Women's Economic Empowerment and Women's Health Services
December 3, 2018
An Opportunity for U.S. Leadership
Support for women’s economic empowerment and entrepreneurship around the world is gaining considerable momentum, manifested in recent U.S. and World Bank initiatives. This is an issue of global importance that garners extensive bipartisan support, rooted in data about the benefits for alleviating poverty and advancing economic growth. Yet economic empowerment does not exist in isolation in women’s lives; it is interconnected with and dependent upon access to women’s health services, notably maternal health and family planning, as a fundamental enabling factor. Simply put, women cannot meaningfully participate in the labor force if they are not healthy and able to decide the timing and spacing of their pregnancies. Concerted, bipartisan leadership is necessary to ensure that U.S. support for economic empowerment is intentionally aligned with U.S. investments in women’s global health.

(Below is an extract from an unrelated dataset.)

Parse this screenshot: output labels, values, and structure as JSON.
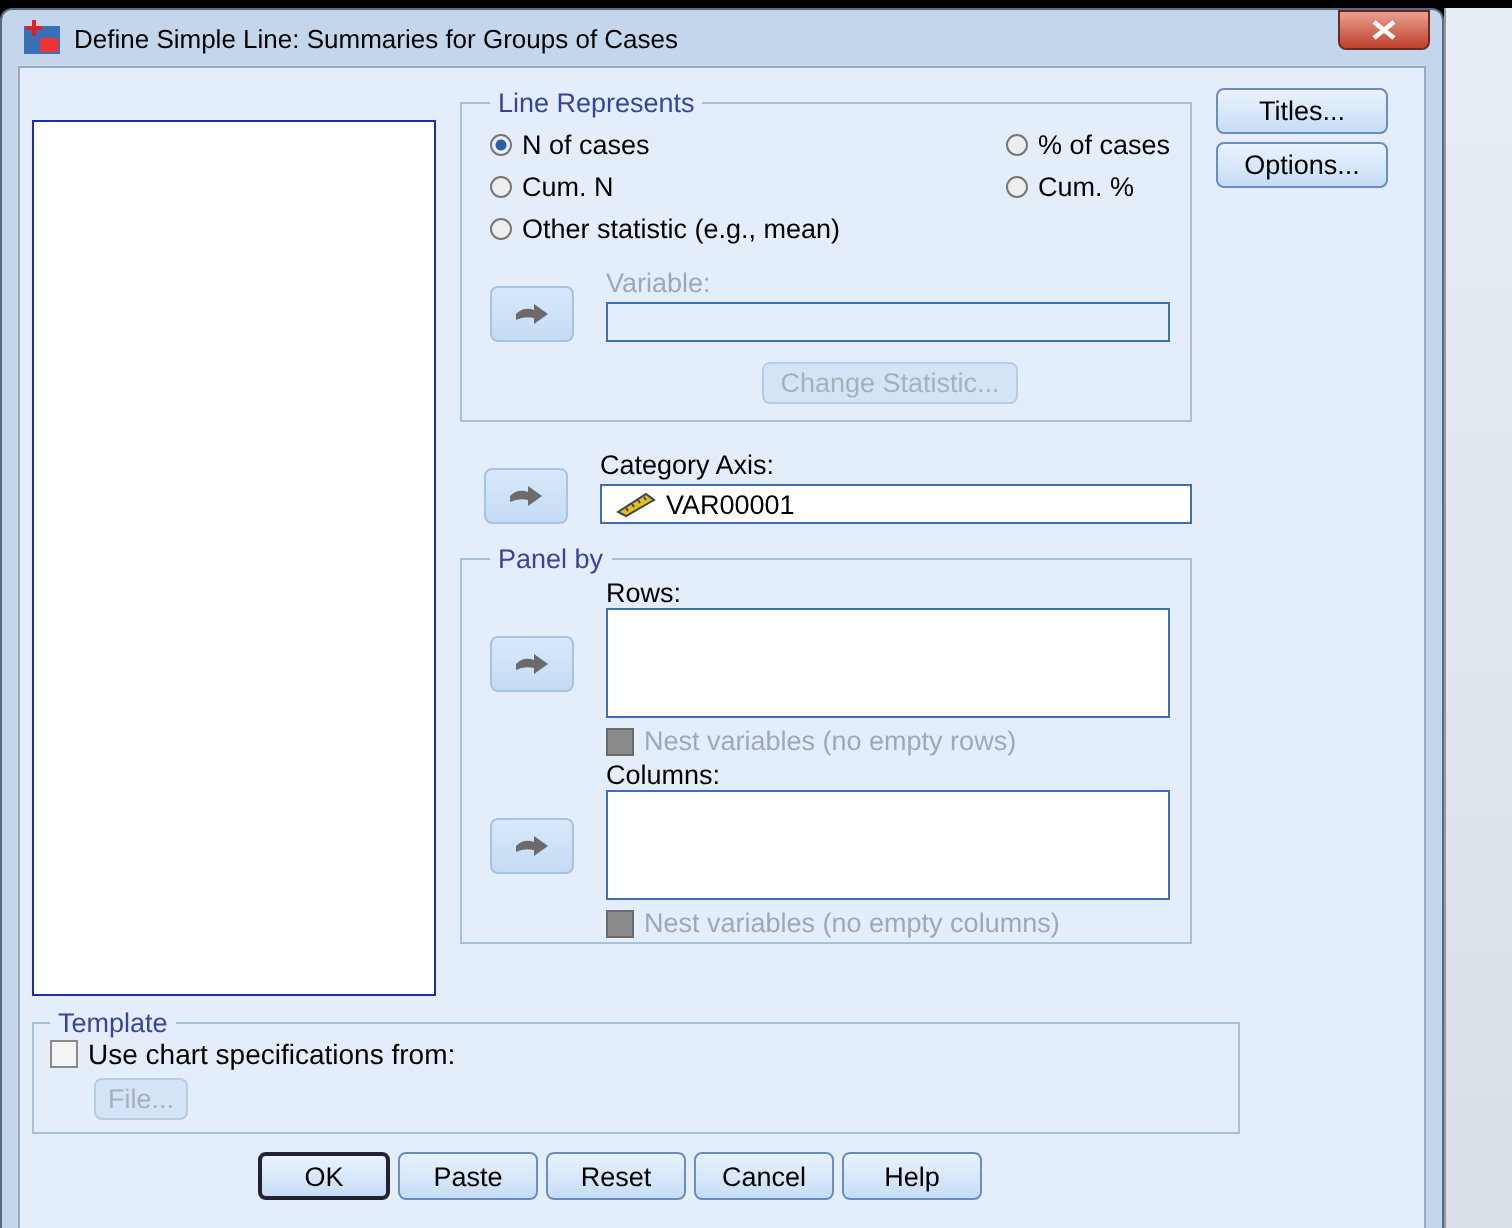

This is a unique area to advance a bipartisan, cross-sectoral approach, building on U.S. leadership in women’s global health to advance the economic potential of women and girls. This policy briefing calls on members of Congress, on a bipartisan basis, to communicate directly with the secretary of state and the administrator of the U.S. Agency for International Development (USAID) to encourage continued U.S. leadership in both women’s global health and economic empowerment to spur economic growth and promote healthy development. To demonstrate the improved dual outcomes that could result from such programmatic linkages, Congress should direct USAID to create a pilot program in 2-3 countries and to invest in data and evaluation to inform scale up. Additional recommendations include ensuring a particular focus on adolescent girls and engaging the private sector. As context for these recommendations, this paper examines the current momentum on women’s economic empowerment and lays out the growing evidence. This policy briefing is part of the CSIS Women’s Health Policy Forum, which seeks to generate consensus around concrete U.S. policy options and continued bipartisan support for women’s health and international family planning as key pillars of U.S. global health and development policy.
Janet Fleischman, senior associate at the CSIS Global Health Policy Center, with assistance from Cathryn Streifel, associate director of the CSIS Global Health Policy Center.This paper is made possible through the generous support of the William and Flora Hewlett Foundation.